Pick every line from the data that holds the word "Intérêts".
··· SOURCE RECORDS ···
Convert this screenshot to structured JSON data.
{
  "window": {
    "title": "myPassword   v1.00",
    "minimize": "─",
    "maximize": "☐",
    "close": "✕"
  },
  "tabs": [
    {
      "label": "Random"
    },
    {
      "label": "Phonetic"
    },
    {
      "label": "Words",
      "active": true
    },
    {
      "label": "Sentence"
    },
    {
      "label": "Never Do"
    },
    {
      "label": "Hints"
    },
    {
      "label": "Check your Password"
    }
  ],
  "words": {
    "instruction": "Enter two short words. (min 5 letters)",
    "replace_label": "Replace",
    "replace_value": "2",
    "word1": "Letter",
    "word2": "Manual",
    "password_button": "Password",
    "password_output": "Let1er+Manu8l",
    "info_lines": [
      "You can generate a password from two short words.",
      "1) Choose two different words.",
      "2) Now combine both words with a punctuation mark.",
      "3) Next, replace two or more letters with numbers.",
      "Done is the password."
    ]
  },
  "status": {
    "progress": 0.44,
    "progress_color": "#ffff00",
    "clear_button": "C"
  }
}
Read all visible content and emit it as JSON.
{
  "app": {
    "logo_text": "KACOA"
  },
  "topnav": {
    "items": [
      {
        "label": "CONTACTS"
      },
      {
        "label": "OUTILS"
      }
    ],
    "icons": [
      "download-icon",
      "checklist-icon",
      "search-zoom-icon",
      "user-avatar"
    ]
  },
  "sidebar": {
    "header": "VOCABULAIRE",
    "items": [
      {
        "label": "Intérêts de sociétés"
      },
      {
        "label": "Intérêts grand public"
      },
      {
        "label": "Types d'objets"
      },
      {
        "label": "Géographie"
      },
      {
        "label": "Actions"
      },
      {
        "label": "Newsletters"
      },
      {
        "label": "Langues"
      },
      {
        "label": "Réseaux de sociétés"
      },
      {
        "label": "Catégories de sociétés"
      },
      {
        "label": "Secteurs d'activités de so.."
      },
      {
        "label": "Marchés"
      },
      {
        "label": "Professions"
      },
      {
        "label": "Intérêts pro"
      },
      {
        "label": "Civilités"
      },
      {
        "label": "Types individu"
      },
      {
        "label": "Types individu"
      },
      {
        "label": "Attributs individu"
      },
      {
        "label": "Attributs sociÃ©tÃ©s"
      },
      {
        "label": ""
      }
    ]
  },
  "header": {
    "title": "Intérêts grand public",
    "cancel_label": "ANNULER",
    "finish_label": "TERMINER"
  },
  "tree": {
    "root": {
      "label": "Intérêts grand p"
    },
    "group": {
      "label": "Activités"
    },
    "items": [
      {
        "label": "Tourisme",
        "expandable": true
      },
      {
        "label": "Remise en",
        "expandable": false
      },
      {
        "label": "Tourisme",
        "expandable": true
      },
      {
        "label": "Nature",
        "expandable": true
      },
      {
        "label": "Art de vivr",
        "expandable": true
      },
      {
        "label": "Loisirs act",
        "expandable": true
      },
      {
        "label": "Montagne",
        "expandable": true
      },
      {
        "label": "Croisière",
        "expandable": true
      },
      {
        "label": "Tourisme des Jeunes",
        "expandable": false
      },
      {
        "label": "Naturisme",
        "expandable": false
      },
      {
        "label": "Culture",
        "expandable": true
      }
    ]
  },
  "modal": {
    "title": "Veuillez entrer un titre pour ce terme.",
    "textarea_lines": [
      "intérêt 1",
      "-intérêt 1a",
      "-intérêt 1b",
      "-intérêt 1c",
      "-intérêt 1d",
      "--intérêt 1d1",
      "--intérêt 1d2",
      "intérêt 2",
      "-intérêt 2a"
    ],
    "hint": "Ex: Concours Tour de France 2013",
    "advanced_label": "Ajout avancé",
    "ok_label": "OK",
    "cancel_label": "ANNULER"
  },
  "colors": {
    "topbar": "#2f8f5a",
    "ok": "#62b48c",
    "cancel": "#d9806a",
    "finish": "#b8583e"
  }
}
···
RESULT OF THIS TASK:
        "label": "Intérêts de sociétés"
        "label": "Intérêts grand public"
        "label": "Intérêts pro"
    "title": "Intérêts grand public",
      "label": "Intérêts grand p"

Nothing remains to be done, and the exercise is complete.